■ WHAT THE EXERCISE ASKS: Keeping every line intact, repeat the data word for word.

■ Saved entries:
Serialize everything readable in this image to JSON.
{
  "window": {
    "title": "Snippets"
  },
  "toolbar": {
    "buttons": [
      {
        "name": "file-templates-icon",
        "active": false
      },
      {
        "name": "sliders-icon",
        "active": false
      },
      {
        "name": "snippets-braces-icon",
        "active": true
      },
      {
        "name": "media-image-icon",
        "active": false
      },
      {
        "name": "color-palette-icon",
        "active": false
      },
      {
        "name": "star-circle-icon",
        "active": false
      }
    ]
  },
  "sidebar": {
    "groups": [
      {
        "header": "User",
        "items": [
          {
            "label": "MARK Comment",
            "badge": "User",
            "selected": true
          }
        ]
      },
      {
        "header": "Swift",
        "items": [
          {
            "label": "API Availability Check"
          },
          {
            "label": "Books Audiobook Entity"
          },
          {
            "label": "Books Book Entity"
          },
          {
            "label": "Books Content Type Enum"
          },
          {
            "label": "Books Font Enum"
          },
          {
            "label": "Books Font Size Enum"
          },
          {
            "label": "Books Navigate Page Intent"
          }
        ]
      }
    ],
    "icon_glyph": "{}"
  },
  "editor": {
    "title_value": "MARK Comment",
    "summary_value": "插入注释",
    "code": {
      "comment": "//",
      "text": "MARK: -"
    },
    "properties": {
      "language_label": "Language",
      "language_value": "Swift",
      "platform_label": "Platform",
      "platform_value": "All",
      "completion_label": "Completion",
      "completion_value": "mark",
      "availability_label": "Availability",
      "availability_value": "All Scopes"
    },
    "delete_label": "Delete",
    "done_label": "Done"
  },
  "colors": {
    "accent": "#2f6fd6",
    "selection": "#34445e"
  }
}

■ ANSWER SECTION:
Serialize everything readable in this image to JSON.
{
  "window": {
    "title": "Snippets"
  },
  "toolbar": {
    "buttons": [
      {
        "name": "file-templates-icon",
        "active": false
      },
      {
        "name": "sliders-icon",
        "active": false
      },
      {
        "name": "snippets-braces-icon",
        "active": true
      },
      {
        "name": "media-image-icon",
        "active": false
      },
      {
        "name": "color-palette-icon",
        "active": false
      },
      {
        "name": "star-circle-icon",
        "active": false
      }
    ]
  },
  "sidebar": {
    "groups": [
      {
        "header": "User",
        "items": [
          {
            "label": "MARK Comment",
            "badge": "User",
            "selected": true
          }
        ]
      },
      {
        "header": "Swift",
        "items": [
          {
            "label": "API Availability Check"
          },
          {
            "label": "Books Audiobook Entity"
          },
          {
            "label": "Books Book Entity"
          },
          {
            "label": "Books Content Type Enum"
          },
          {
            "label": "Books Font Enum"
          },
          {
            "label": "Books Font Size Enum"
          },
          {
            "label": "Books Navigate Page Intent"
          }
        ]
      }
    ],
    "icon_glyph": "{}"
  },
  "editor": {
    "title_value": "MARK Comment",
    "summary_value": "插入注释",
    "code": {
      "comment": "//",
      "text": "MARK: -"
    },
    "properties": {
      "language_label": "Language",
      "language_value": "Swift",
      "platform_label": "Platform",
      "platform_value": "All",
      "completion_label": "Completion",
      "completion_value": "mark",
      "availability_label": "Availability",
      "availability_value": "All Scopes"
    },
    "delete_label": "Delete",
    "done_label": "Done"
  },
  "colors": {
    "accent": "#2f6fd6",
    "selection": "#34445e"
  }
}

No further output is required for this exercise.